Source records
________________________
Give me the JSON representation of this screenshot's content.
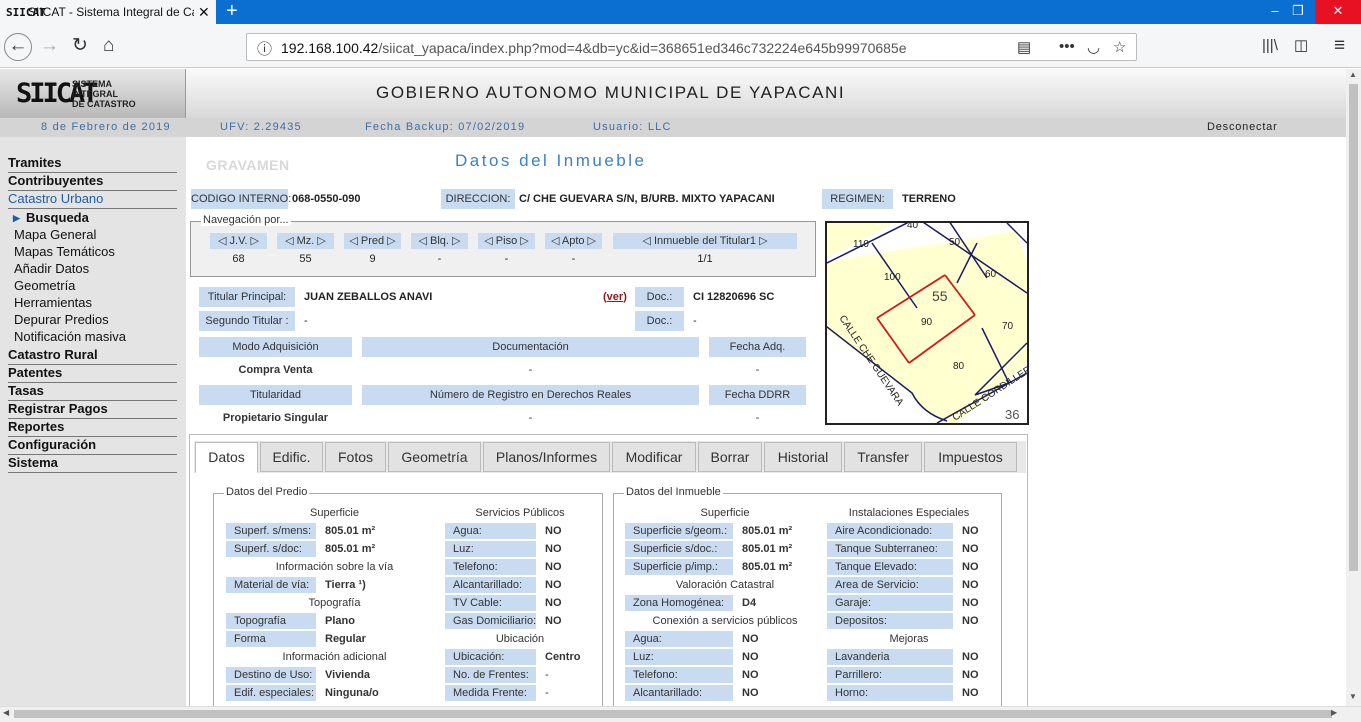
{
  "browser": {
    "tab_title": "SIICAT - Sistema Integral de Ca",
    "tab_favicon": "SIICAT",
    "url_host": "192.168.100.42",
    "url_path": "/siicat_yapaca/index.php?mod=4&db=yc&id=368651ed346c732224e645b99970685e"
  },
  "header": {
    "logo_mark": "SIICAT",
    "logo_line1": "SISTEMA",
    "logo_line2": "INTEGRAL",
    "logo_line3": "DE CATASTRO",
    "government": "GOBIERNO AUTONOMO MUNICIPAL DE YAPACANI"
  },
  "infobar": {
    "date": "8 de Febrero de 2019",
    "ufv": "UFV: 2.29435",
    "backup": "Fecha Backup: 07/02/2019",
    "user": "Usuario: LLC",
    "logout": "Desconectar"
  },
  "menu": {
    "tramites": "Tramites",
    "contribuyentes": "Contribuyentes",
    "catastro_urbano": "Catastro Urbano",
    "sub": [
      "Busqueda",
      "Mapa General",
      "Mapas Temáticos",
      "Añadir Datos",
      "Geometría",
      "Herramientas",
      "Depurar Predios",
      "Notificación masiva"
    ],
    "catastro_rural": "Catastro Rural",
    "patentes": "Patentes",
    "tasas": "Tasas",
    "registrar_pagos": "Registrar Pagos",
    "reportes": "Reportes",
    "configuracion": "Configuración",
    "sistema": "Sistema"
  },
  "content": {
    "gravamen": "GRAVAMEN",
    "title": "Datos del Inmueble",
    "codigo_label": "CODIGO INTERNO:",
    "codigo_value": "068-0550-090",
    "direccion_label": "DIRECCION:",
    "direccion_value": "C/ CHE GUEVARA S/N, B/URB. MIXTO YAPACANI",
    "regimen_label": "REGIMEN:",
    "regimen_value": "TERRENO"
  },
  "navegacion": {
    "legend": "Navegación por...",
    "items": [
      {
        "label": "◁ J.V. ▷",
        "value": "68"
      },
      {
        "label": "◁ Mz. ▷",
        "value": "55"
      },
      {
        "label": "◁ Pred ▷",
        "value": "9"
      },
      {
        "label": "◁ Blq. ▷",
        "value": "-"
      },
      {
        "label": "◁ Piso ▷",
        "value": "-"
      },
      {
        "label": "◁ Apto ▷",
        "value": "-"
      },
      {
        "label": "◁ Inmueble del Titular1 ▷",
        "value": "1/1"
      }
    ]
  },
  "titular": {
    "principal_label": "Titular Principal:",
    "principal_value": "JUAN ZEBALLOS ANAVI",
    "ver_open": "(",
    "ver_link": "ver",
    "ver_close": ")",
    "doc_label": "Doc.:",
    "doc_value": "CI 12820696 SC",
    "segundo_label": "Segundo Titular :",
    "segundo_value": "-",
    "doc2_label": "Doc.:",
    "doc2_value": "-",
    "modo_label": "Modo Adquisición",
    "documentacion_label": "Documentación",
    "fecha_adq_label": "Fecha Adq.",
    "modo_value": "Compra Venta",
    "documentacion_value": "-",
    "fecha_adq_value": "-",
    "titularidad_label": "Titularidad",
    "registro_label": "Número de Registro en Derechos Reales",
    "fecha_ddrr_label": "Fecha DDRR",
    "titularidad_value": "Propietario Singular",
    "registro_value": "-",
    "fecha_ddrr_value": "-"
  },
  "map": {
    "block": "55",
    "lots": [
      "110",
      "40",
      "50",
      "100",
      "60",
      "90",
      "70",
      "80"
    ],
    "street1": "CALLE CHE GUEVARA",
    "street2": "CALLE CORDILLERA",
    "corner_block": "36"
  },
  "tabs": [
    "Datos",
    "Edific.",
    "Fotos",
    "Geometría",
    "Planos/Informes",
    "Modificar",
    "Borrar",
    "Historial",
    "Transfer",
    "Impuestos"
  ],
  "predio": {
    "legend": "Datos del Predio",
    "h_superficie": "Superficie",
    "h_servicios": "Servicios Públicos",
    "sup_mens_label": "Superf. s/mens:",
    "sup_mens_value": "805.01 m²",
    "sup_doc_label": "Superf. s/doc:",
    "sup_doc_value": "805.01 m²",
    "h_via": "Información sobre la vía",
    "material_label": "Material de vía:",
    "material_value": "Tierra ¹)",
    "h_topografia": "Topografía",
    "topografia_label": "Topografía",
    "topografia_value": "Plano",
    "forma_label": "Forma",
    "forma_value": "Regular",
    "h_adicional": "Información adicional",
    "destino_label": "Destino de Uso:",
    "destino_value": "Vivienda",
    "edif_label": "Edif. especiales:",
    "edif_value": "Ninguna/o",
    "agua_label": "Agua:",
    "agua_value": "NO",
    "luz_label": "Luz:",
    "luz_value": "NO",
    "telefono_label": "Telefono:",
    "telefono_value": "NO",
    "alcantarillado_label": "Alcantarillado:",
    "alcantarillado_value": "NO",
    "tvcable_label": "TV Cable:",
    "tvcable_value": "NO",
    "gas_label": "Gas Domiciliario:",
    "gas_value": "NO",
    "h_ubicacion": "Ubicación",
    "ubicacion_label": "Ubicación:",
    "ubicacion_value": "Centro",
    "frentes_label": "No. de Frentes:",
    "frentes_value": "-",
    "medida_label": "Medida Frente:",
    "medida_value": "-"
  },
  "inmueble": {
    "legend": "Datos del Inmueble",
    "h_superficie": "Superficie",
    "h_instalaciones": "Instalaciones Especiales",
    "sup_geom_label": "Superficie s/geom.:",
    "sup_geom_value": "805.01 m²",
    "sup_doc_label": "Superficie s/doc.:",
    "sup_doc_value": "805.01 m²",
    "sup_imp_label": "Superficie p/imp.:",
    "sup_imp_value": "805.01 m²",
    "h_valoracion": "Valoración Catastral",
    "zona_label": "Zona Homogénea:",
    "zona_value": "D4",
    "h_conexion": "Conexión a servicios públicos",
    "agua_label": "Agua:",
    "agua_value": "NO",
    "luz_label": "Luz:",
    "luz_value": "NO",
    "telefono_label": "Telefono:",
    "telefono_value": "NO",
    "alcantarillado_label": "Alcantarillado:",
    "alcantarillado_value": "NO",
    "aire_label": "Aire Acondicionado:",
    "aire_value": "NO",
    "tanque_sub_label": "Tanque Subterraneo:",
    "tanque_sub_value": "NO",
    "tanque_elev_label": "Tanque Elevado:",
    "tanque_elev_value": "NO",
    "area_serv_label": "Area de Servicio:",
    "area_serv_value": "NO",
    "garaje_label": "Garaje:",
    "garaje_value": "NO",
    "depositos_label": "Depositos:",
    "depositos_value": "NO",
    "h_mejoras": "Mejoras",
    "lavanderia_label": "Lavanderia",
    "lavanderia_value": "NO",
    "parrillero_label": "Parrillero:",
    "parrillero_value": "NO",
    "horno_label": "Horno:",
    "horno_value": "NO"
  },
  "colors": {
    "browser_tabbar": "#0b6fd1",
    "label_bg": "#c9dbf0",
    "title_blue": "#3e80c3",
    "link_red": "#8b1a1a",
    "parcel_red": "#d11a1a",
    "map_fill": "#ffffd0"
  }
}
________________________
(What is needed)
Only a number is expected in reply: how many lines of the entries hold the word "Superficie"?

(Solution for this problem)
5